§ **WORK TO COMPLETE**
Line by line, copy the material below exactly as given.

§ **INPUT MATERIAL**
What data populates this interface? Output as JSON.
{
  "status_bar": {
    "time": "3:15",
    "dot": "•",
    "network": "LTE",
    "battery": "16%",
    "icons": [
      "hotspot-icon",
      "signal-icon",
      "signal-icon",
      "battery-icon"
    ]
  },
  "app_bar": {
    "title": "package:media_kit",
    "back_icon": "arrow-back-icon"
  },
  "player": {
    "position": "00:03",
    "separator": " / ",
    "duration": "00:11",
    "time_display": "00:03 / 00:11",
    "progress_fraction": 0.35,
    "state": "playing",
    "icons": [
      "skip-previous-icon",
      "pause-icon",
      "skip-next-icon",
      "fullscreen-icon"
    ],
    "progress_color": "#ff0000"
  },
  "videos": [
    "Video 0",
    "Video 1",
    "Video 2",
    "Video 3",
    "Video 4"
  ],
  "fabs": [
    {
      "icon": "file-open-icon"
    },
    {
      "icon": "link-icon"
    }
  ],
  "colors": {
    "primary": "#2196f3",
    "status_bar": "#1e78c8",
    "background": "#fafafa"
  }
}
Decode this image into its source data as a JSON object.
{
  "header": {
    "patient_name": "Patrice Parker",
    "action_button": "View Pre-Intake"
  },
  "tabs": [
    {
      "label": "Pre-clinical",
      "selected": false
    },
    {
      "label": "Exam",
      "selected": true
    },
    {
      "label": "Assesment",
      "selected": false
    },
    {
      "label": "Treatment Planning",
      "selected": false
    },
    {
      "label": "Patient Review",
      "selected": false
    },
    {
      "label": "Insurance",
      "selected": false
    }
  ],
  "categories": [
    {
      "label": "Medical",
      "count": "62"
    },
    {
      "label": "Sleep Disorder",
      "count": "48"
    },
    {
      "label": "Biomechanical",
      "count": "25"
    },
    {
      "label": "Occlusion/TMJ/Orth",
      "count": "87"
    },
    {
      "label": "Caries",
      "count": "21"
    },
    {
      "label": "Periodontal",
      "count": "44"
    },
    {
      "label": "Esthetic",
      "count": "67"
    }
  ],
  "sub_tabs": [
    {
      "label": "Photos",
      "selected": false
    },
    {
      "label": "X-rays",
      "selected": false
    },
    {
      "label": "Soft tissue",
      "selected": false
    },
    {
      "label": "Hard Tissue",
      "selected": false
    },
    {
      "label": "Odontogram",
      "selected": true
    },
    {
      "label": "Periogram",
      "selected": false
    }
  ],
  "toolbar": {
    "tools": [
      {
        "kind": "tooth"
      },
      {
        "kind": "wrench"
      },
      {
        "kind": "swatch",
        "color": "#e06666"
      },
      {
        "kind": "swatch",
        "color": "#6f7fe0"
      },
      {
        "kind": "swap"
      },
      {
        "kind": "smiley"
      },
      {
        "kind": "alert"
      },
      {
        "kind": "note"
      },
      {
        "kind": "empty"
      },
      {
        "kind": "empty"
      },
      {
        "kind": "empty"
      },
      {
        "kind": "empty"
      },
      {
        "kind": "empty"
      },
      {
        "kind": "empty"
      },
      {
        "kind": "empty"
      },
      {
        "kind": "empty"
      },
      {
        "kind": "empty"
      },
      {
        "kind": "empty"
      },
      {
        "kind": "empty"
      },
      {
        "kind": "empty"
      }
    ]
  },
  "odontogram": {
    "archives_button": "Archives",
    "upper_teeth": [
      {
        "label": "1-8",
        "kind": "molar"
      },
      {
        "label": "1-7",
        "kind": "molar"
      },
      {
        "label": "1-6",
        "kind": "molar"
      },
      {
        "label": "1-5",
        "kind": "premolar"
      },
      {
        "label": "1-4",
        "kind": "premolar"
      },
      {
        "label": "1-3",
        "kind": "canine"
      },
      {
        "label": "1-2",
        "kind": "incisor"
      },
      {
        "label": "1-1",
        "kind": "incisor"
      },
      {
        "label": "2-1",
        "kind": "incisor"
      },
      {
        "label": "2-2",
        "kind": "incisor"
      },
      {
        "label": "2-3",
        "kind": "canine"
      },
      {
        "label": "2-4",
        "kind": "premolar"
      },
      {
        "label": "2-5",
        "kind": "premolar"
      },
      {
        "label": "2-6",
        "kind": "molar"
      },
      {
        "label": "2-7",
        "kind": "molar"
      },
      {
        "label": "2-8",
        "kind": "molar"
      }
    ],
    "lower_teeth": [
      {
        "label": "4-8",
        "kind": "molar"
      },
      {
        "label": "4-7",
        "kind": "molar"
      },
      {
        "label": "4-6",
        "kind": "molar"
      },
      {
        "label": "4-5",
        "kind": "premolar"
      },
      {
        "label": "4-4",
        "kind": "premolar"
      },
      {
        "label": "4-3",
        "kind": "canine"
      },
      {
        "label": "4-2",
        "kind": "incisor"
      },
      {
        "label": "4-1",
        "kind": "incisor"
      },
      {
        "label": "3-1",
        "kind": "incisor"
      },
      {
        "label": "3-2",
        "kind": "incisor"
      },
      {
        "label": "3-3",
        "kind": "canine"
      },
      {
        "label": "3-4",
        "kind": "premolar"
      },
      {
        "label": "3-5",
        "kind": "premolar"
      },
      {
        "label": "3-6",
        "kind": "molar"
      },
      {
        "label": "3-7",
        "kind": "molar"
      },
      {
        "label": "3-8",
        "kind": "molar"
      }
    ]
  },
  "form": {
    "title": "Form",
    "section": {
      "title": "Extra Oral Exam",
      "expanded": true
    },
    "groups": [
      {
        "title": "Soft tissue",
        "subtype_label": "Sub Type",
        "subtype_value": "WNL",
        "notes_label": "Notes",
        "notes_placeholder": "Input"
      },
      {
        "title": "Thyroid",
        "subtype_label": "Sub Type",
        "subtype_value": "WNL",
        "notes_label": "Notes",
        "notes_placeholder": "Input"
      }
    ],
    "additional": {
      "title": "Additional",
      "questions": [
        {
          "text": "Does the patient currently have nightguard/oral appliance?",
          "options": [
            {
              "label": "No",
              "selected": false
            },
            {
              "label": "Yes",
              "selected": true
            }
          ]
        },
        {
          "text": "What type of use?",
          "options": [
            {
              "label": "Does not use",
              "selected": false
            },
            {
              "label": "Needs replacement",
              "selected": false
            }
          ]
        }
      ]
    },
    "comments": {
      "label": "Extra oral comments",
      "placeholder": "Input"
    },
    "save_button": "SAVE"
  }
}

§ **FINISHED EXERCISE**
What data populates this interface? Output as JSON.
{
  "status_bar": {
    "time": "3:15",
    "dot": "•",
    "network": "LTE",
    "battery": "16%",
    "icons": [
      "hotspot-icon",
      "signal-icon",
      "signal-icon",
      "battery-icon"
    ]
  },
  "app_bar": {
    "title": "package:media_kit",
    "back_icon": "arrow-back-icon"
  },
  "player": {
    "position": "00:03",
    "separator": " / ",
    "duration": "00:11",
    "time_display": "00:03 / 00:11",
    "progress_fraction": 0.35,
    "state": "playing",
    "icons": [
      "skip-previous-icon",
      "pause-icon",
      "skip-next-icon",
      "fullscreen-icon"
    ],
    "progress_color": "#ff0000"
  },
  "videos": [
    "Video 0",
    "Video 1",
    "Video 2",
    "Video 3",
    "Video 4"
  ],
  "fabs": [
    {
      "icon": "file-open-icon"
    },
    {
      "icon": "link-icon"
    }
  ],
  "colors": {
    "primary": "#2196f3",
    "status_bar": "#1e78c8",
    "background": "#fafafa"
  }
}
Decode this image into its source data as a JSON object.
{
  "header": {
    "patient_name": "Patrice Parker",
    "action_button": "View Pre-Intake"
  },
  "tabs": [
    {
      "label": "Pre-clinical",
      "selected": false
    },
    {
      "label": "Exam",
      "selected": true
    },
    {
      "label": "Assesment",
      "selected": false
    },
    {
      "label": "Treatment Planning",
      "selected": false
    },
    {
      "label": "Patient Review",
      "selected": false
    },
    {
      "label": "Insurance",
      "selected": false
    }
  ],
  "categories": [
    {
      "label": "Medical",
      "count": "62"
    },
    {
      "label": "Sleep Disorder",
      "count": "48"
    },
    {
      "label": "Biomechanical",
      "count": "25"
    },
    {
      "label": "Occlusion/TMJ/Orth",
      "count": "87"
    },
    {
      "label": "Caries",
      "count": "21"
    },
    {
      "label": "Periodontal",
      "count": "44"
    },
    {
      "label": "Esthetic",
      "count": "67"
    }
  ],
  "sub_tabs": [
    {
      "label": "Photos",
      "selected": false
    },
    {
      "label": "X-rays",
      "selected": false
    },
    {
      "label": "Soft tissue",
      "selected": false
    },
    {
      "label": "Hard Tissue",
      "selected": false
    },
    {
      "label": "Odontogram",
      "selected": true
    },
    {
      "label": "Periogram",
      "selected": false
    }
  ],
  "toolbar": {
    "tools": [
      {
        "kind": "tooth"
      },
      {
        "kind": "wrench"
      },
      {
        "kind": "swatch",
        "color": "#e06666"
      },
      {
        "kind": "swatch",
        "color": "#6f7fe0"
      },
      {
        "kind": "swap"
      },
      {
        "kind": "smiley"
      },
      {
        "kind": "alert"
      },
      {
        "kind": "note"
      },
      {
        "kind": "empty"
      },
      {
        "kind": "empty"
      },
      {
        "kind": "empty"
      },
      {
        "kind": "empty"
      },
      {
        "kind": "empty"
      },
      {
        "kind": "empty"
      },
      {
        "kind": "empty"
      },
      {
        "kind": "empty"
      },
      {
        "kind": "empty"
      },
      {
        "kind": "empty"
      },
      {
        "kind": "empty"
      },
      {
        "kind": "empty"
      }
    ]
  },
  "odontogram": {
    "archives_button": "Archives",
    "upper_teeth": [
      {
        "label": "1-8",
        "kind": "molar"
      },
      {
        "label": "1-7",
        "kind": "molar"
      },
      {
        "label": "1-6",
        "kind": "molar"
      },
      {
        "label": "1-5",
        "kind": "premolar"
      },
      {
        "label": "1-4",
        "kind": "premolar"
      },
      {
        "label": "1-3",
        "kind": "canine"
      },
      {
        "label": "1-2",
        "kind": "incisor"
      },
      {
        "label": "1-1",
        "kind": "incisor"
      },
      {
        "label": "2-1",
        "kind": "incisor"
      },
      {
        "label": "2-2",
        "kind": "incisor"
      },
      {
        "label": "2-3",
        "kind": "canine"
      },
      {
        "label": "2-4",
        "kind": "premolar"
      },
      {
        "label": "2-5",
        "kind": "premolar"
      },
      {
        "label": "2-6",
        "kind": "molar"
      },
      {
        "label": "2-7",
        "kind": "molar"
      },
      {
        "label": "2-8",
        "kind": "molar"
      }
    ],
    "lower_teeth": [
      {
        "label": "4-8",
        "kind": "molar"
      },
      {
        "label": "4-7",
        "kind": "molar"
      },
      {
        "label": "4-6",
        "kind": "molar"
      },
      {
        "label": "4-5",
        "kind": "premolar"
      },
      {
        "label": "4-4",
        "kind": "premolar"
      },
      {
        "label": "4-3",
        "kind": "canine"
      },
      {
        "label": "4-2",
        "kind": "incisor"
      },
      {
        "label": "4-1",
        "kind": "incisor"
      },
      {
        "label": "3-1",
        "kind": "incisor"
      },
      {
        "label": "3-2",
        "kind": "incisor"
      },
      {
        "label": "3-3",
        "kind": "canine"
      },
      {
        "label": "3-4",
        "kind": "premolar"
      },
      {
        "label": "3-5",
        "kind": "premolar"
      },
      {
        "label": "3-6",
        "kind": "molar"
      },
      {
        "label": "3-7",
        "kind": "molar"
      },
      {
        "label": "3-8",
        "kind": "molar"
      }
    ]
  },
  "form": {
    "title": "Form",
    "section": {
      "title": "Extra Oral Exam",
      "expanded": true
    },
    "groups": [
      {
        "title": "Soft tissue",
        "subtype_label": "Sub Type",
        "subtype_value": "WNL",
        "notes_label": "Notes",
        "notes_placeholder": "Input"
      },
      {
        "title": "Thyroid",
        "subtype_label": "Sub Type",
        "subtype_value": "WNL",
        "notes_label": "Notes",
        "notes_placeholder": "Input"
      }
    ],
    "additional": {
      "title": "Additional",
      "questions": [
        {
          "text": "Does the patient currently have nightguard/oral appliance?",
          "options": [
            {
              "label": "No",
              "selected": false
            },
            {
              "label": "Yes",
              "selected": true
            }
          ]
        },
        {
          "text": "What type of use?",
          "options": [
            {
              "label": "Does not use",
              "selected": false
            },
            {
              "label": "Needs replacement",
              "selected": false
            }
          ]
        }
      ]
    },
    "comments": {
      "label": "Extra oral comments",
      "placeholder": "Input"
    },
    "save_button": "SAVE"
  }
}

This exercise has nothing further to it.